Below are records. Find each line in them that holds the word "regular" and copy it.

(Component data from apps and pages)

┄┄┄┄┄┄┄┄┄┄

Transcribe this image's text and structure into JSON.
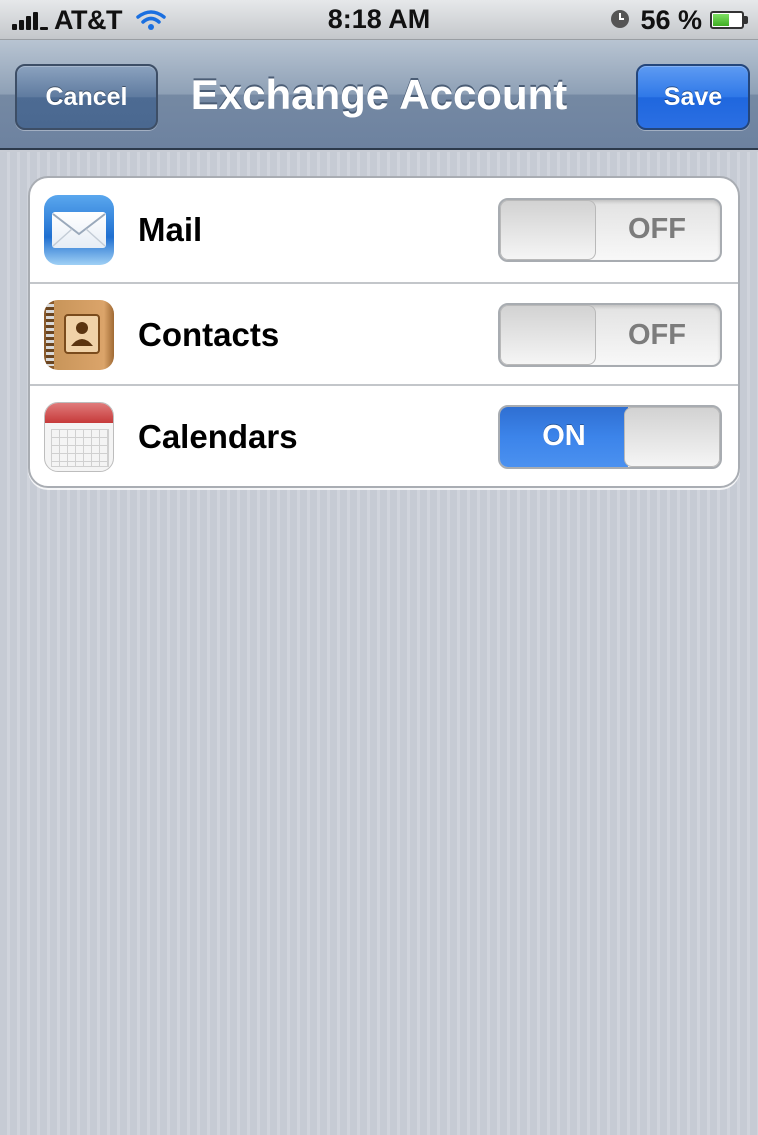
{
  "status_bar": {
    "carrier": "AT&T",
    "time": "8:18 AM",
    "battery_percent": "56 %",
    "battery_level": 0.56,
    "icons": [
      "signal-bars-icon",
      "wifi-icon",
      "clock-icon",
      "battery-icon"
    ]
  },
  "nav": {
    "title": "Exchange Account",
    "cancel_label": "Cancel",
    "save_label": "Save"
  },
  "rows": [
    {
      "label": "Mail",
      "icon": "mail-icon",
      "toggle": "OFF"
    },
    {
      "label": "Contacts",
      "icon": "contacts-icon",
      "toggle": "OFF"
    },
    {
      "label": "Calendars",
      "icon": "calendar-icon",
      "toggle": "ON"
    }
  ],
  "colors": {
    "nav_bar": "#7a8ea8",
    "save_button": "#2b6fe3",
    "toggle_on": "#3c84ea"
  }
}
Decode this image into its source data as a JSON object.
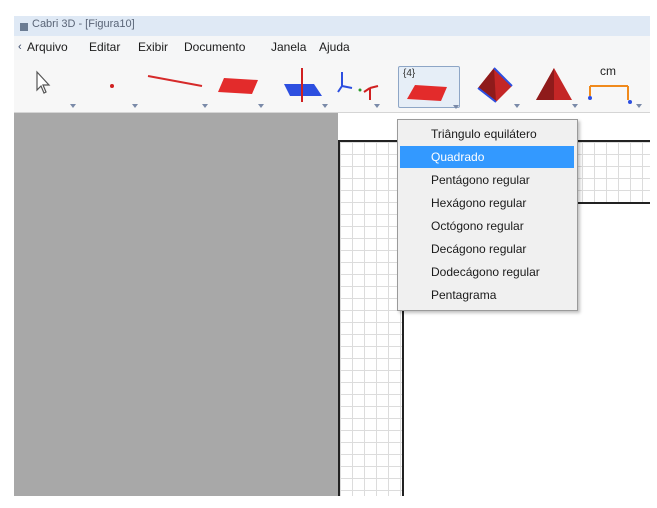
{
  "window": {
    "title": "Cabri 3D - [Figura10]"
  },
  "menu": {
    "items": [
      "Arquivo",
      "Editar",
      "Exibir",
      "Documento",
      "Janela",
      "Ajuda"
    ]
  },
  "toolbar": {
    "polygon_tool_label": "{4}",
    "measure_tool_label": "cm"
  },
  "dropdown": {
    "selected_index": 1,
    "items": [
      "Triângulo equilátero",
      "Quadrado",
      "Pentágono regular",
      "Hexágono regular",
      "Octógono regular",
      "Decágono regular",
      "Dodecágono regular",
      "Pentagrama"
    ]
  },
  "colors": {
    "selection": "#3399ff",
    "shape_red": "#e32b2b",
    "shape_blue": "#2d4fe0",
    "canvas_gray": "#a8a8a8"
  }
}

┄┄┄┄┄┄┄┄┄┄

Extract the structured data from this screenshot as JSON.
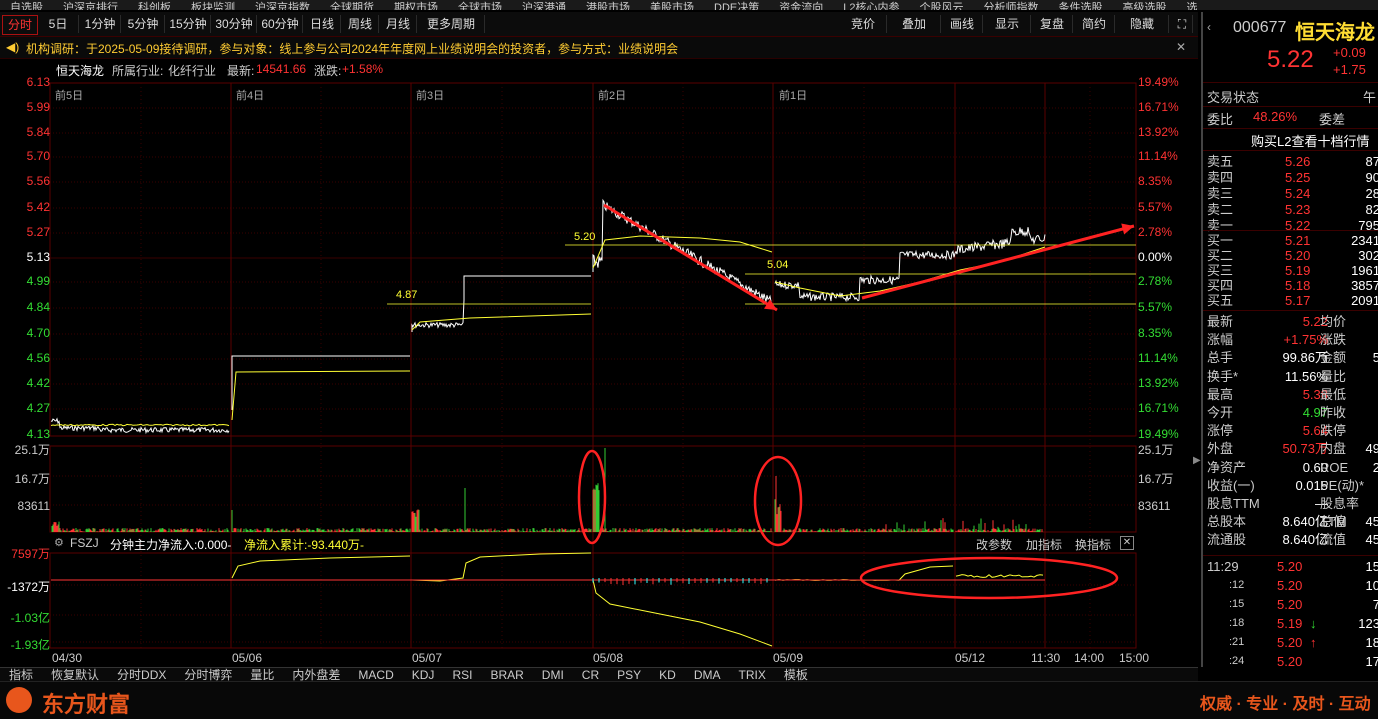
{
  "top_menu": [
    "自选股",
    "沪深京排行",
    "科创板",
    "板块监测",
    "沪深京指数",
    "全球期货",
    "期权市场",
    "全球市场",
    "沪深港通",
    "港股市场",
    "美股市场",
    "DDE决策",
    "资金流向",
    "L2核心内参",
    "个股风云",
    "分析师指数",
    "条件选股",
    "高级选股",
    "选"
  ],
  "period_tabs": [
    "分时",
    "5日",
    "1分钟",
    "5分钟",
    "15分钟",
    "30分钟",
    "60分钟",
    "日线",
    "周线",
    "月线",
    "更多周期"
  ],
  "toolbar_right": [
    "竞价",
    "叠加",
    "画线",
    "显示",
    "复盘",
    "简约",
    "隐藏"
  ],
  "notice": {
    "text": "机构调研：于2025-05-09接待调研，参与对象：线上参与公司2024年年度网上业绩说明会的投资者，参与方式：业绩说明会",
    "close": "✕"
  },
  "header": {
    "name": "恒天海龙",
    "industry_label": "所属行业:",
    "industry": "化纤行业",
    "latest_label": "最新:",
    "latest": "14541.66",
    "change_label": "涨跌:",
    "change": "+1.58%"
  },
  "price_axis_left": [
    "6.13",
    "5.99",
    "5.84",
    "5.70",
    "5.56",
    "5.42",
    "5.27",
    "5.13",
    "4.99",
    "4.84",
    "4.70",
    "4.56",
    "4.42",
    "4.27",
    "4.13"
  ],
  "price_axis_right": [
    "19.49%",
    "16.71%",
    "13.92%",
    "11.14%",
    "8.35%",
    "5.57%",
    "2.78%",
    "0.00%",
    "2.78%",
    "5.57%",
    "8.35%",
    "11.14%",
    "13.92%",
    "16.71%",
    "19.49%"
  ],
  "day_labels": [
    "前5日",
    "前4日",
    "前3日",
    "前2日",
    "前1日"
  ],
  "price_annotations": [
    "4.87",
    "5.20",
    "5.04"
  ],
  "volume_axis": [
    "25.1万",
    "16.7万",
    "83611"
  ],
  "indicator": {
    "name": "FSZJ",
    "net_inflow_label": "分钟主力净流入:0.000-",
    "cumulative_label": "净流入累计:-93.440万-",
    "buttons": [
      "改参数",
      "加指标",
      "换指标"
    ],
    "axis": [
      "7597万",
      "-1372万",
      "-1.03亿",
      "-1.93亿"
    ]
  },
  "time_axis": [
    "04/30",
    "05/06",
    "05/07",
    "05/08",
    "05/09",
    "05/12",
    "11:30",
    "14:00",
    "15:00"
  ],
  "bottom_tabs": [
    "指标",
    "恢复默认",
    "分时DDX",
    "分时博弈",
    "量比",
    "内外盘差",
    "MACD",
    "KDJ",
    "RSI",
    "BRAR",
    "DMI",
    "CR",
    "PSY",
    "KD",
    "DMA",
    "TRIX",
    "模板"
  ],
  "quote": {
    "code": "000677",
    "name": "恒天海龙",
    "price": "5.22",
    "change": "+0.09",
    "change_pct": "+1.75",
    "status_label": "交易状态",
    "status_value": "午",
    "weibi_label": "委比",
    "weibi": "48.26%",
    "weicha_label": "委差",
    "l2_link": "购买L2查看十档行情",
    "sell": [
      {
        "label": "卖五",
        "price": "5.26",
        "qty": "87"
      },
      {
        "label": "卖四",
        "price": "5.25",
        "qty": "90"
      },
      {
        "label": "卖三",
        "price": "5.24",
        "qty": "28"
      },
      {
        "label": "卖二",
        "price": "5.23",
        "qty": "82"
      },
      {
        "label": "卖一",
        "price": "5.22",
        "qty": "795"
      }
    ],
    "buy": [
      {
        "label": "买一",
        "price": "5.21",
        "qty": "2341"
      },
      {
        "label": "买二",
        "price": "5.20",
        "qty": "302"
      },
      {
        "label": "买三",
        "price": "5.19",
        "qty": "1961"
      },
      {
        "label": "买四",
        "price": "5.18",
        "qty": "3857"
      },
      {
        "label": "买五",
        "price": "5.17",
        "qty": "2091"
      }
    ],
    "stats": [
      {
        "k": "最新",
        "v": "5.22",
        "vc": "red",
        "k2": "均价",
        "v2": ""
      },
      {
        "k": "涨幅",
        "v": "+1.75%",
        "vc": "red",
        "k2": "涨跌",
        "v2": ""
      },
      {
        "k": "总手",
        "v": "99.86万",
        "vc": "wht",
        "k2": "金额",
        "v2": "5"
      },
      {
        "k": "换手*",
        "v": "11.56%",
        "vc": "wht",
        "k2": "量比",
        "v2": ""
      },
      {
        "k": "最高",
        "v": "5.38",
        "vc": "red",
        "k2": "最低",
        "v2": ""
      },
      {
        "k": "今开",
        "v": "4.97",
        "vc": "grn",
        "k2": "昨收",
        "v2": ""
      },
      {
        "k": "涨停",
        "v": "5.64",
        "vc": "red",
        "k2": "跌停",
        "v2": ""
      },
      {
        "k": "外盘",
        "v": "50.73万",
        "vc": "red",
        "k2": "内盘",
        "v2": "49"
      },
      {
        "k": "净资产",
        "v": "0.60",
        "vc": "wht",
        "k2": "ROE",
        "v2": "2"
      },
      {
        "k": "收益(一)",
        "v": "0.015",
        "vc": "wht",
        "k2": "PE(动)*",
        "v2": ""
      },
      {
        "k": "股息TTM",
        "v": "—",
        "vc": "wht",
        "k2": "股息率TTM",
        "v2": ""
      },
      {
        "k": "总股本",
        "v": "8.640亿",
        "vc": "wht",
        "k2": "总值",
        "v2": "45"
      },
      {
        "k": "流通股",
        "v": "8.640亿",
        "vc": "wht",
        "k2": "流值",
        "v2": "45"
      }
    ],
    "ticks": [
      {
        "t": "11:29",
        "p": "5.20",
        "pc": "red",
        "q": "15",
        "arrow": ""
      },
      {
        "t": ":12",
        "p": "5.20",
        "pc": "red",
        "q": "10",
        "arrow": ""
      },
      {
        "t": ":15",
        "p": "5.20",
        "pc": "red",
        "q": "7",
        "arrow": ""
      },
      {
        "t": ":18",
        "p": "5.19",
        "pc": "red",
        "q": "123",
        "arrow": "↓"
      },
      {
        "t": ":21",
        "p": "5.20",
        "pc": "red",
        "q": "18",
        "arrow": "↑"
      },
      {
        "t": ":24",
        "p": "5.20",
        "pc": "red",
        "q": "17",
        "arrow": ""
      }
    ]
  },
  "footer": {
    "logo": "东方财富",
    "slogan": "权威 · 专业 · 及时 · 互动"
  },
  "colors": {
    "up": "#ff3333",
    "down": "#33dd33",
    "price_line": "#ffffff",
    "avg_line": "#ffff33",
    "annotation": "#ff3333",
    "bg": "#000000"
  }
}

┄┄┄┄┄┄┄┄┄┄

ANSWER SPACE:
      "Pentágono regular",
      "Hexágono regular",
      "Octógono regular",
      "Decágono regular",
      "Dodecágono regular",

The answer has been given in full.